Arbutus unedo – the Strawberry Tree
A slow growing, evergreen tree that deserves to be more popular here in the UK – it is already widely planted in the Continent, even used in street planting and is attractive on so many fronts.
Evergreen, of course, is always useful – a flowering tree ticks more boxes, particularly these pieris-like little bells. Fruit too we like, and these brightly coloured lychee/strawberry crosses are pendant beauties. Edible too, though their white flesh is a little bland and pappy. The maturing bark takes on a rough cinnamon colour and texture, a warm rich red. Another box ticked. It is slow growing and therefore you will be paying handsomely for larger specimens and will need patience for a larger canopy to develop but patience pays in this instance. Its eventual height is between 4-8 metres, but allow a long time to create a large specimen.
From The Telegraph…
How to grow: Arbutus unedo
The fruits are beautifully spaced on this tree, writes Fred Whitsey
A garden tree hung with scarlet strawberries on a raw mid-winter’s day . . . no, it’s not part of a post-Christmas fantasy world, but a reality for anyone who cares to plant one. Arbutus unedo, commonly known as the strawberry tree, is an astonishing plant. It produces flowers in the autumn, but these do not give way to fruits until a year afterwards.
The flowers, each a tiny ivory pitcher, can be carried in vast numbers, but only a small proportion are fertilised. This means that the fruits, of moderate strawberry size, are beautifully spaced on the tree.
Another advantage of this plant is that it will grow anywhere. Its natural home is around the Mediterranean and the warm south-west of Ireland, but it is decidedly hardy. Its leaves are tough and leathery, polished on the upper surfaces. You never see them scorched by frost.
This is one of a small family of modestly-sized evergreen trees that can also be grown into rather bulky bushes. The star of the family, Arbutus menziesii, is of Californian origin. This one is not grown for its fruits – which are small and black – but for its exceedingly beautiful bark. It is tactile too: whoever sees it must stroke its silkiness.
Cream, red and the green of verdigris are all interwoven in this, the degree of colouration changing with the season. But, unlike the rest of its family, Arbutus menziesii is a difficult plant to grow. It refuses to establish. Twice I have succeeded with it, only to lose the trees when they had reached 10ft. Both died overnight.

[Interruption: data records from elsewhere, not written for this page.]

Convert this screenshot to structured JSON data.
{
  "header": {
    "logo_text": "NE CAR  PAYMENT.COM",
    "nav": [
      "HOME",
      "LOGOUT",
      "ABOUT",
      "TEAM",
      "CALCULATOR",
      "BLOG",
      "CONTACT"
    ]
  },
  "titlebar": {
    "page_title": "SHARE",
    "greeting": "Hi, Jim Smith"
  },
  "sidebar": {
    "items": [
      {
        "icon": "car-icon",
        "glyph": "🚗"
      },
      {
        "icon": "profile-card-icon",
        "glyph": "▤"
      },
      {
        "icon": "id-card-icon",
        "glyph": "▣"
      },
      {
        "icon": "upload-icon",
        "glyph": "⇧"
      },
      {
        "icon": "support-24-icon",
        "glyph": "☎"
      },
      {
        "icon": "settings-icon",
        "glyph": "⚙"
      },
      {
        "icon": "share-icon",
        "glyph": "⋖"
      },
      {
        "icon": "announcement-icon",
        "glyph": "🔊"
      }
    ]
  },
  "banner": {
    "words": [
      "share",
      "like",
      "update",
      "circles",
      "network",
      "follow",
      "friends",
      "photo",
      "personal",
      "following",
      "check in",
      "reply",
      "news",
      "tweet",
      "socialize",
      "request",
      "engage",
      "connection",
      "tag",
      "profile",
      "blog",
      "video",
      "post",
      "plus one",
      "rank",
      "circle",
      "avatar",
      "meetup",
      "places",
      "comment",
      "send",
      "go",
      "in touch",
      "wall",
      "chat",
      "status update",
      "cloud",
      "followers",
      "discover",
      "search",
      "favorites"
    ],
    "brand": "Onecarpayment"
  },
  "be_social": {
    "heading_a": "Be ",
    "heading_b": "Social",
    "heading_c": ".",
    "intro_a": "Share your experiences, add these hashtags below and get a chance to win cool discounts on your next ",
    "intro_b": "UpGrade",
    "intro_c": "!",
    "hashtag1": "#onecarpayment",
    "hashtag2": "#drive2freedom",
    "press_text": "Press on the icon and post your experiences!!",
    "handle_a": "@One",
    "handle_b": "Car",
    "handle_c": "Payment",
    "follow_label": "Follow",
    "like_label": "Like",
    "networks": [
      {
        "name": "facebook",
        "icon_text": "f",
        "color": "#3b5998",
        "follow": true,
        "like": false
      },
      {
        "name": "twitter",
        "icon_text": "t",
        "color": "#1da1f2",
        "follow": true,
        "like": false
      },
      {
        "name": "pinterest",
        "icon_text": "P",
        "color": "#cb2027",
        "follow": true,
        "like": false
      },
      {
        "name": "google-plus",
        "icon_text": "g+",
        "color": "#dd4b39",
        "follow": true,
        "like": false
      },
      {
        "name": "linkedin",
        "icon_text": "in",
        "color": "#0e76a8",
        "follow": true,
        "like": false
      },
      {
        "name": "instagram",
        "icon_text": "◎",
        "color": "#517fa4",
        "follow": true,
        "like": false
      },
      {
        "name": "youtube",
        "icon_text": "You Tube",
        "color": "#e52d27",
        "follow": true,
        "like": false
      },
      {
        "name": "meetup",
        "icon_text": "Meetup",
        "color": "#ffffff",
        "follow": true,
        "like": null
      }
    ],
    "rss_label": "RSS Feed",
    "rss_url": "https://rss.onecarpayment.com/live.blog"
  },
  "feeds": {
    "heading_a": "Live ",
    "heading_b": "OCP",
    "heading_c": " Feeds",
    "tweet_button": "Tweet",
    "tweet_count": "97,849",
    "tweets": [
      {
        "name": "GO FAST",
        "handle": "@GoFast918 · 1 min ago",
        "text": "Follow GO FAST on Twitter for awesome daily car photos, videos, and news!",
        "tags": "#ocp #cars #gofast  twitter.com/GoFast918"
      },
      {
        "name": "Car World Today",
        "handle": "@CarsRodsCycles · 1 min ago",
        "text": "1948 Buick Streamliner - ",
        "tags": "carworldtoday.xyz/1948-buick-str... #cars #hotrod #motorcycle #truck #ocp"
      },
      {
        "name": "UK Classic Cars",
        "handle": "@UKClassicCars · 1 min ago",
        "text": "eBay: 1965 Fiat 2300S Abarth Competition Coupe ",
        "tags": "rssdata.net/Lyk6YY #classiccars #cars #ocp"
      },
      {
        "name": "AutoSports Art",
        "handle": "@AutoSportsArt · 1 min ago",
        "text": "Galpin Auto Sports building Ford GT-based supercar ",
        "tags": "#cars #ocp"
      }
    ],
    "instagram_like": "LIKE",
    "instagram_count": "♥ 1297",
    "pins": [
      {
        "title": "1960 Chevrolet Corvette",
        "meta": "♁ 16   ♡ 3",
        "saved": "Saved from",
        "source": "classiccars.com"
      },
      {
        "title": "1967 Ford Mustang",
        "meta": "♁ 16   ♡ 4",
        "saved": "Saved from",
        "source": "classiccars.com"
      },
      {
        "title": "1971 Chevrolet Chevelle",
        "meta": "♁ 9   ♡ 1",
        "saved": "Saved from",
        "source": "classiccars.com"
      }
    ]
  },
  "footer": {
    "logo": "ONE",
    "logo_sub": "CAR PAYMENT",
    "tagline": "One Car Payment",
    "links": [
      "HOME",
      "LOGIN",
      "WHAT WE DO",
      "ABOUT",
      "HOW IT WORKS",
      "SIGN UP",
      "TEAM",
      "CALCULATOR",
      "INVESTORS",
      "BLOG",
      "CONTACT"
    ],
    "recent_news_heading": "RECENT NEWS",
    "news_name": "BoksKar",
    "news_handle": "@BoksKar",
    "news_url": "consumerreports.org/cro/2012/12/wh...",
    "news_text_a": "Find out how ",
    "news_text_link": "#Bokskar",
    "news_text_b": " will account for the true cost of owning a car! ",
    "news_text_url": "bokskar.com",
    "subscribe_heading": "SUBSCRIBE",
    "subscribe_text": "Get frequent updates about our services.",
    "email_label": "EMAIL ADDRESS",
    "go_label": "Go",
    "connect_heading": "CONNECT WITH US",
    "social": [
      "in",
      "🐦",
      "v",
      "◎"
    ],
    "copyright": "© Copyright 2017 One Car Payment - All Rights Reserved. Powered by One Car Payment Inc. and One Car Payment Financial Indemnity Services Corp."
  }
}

However, the capricious menziesii has an invincible rival – the hybrid Arbutus andrachnoides, whose bark is the colour of much worn and polished mahogany. Again, it is grown for its arresting bark, but its crop of white flowers also justify its garden space.
Another seductive hybrid, ‘Marina’, has recently appeared in garden centres. Its bark is a mixture of pink, cream and green, and our own tree, only six or seven years old, is already 8ft high. Since infancy it has carried a huge display of pink flowers every spring. No matter that none will ever turn into strawberries.
Although arbutus trees will grow well in any soil, they establish most readily if given plenty of humus-forming refuse round the roots in the planting hole to hold moisture and promote an extensive fibrous root system.
Arbutus unedo can be allowed to grow into a big, rounded evergreen bush, curbed occasionally by cutting fruiting branches for indoor decoration. It will then grow densely and, if used in perimeter plantings, will help to form a baffle against noises-off.
Varieties grown only for the appeal of their bark are best trained into standard trees by selecting the strongest branch as a trunk and gradually removing other growths up to six feet when the head can be allowed to form.
If Arbutus unedo fails to set a crop due to its late flowering, try bashing it with a plastic garden rake – on the principle of the old country jingle: “A woman, a dog and a walnut tree the better you beat ’em the better they be”. The process simply distributes the pollen.
Since Arbutus unedo gives its dual performance in autumn, it makes a good climbing frame for one of those less brash clematis. ‘Etoile Rose’, ‘Madame Jules Correvon’ and ‘Gravetye Beauty’ are good examples. Hybrids grown for their bark are best planted in the foreground of informal beds, or as specimen trees, backed by rich evergreen plantings.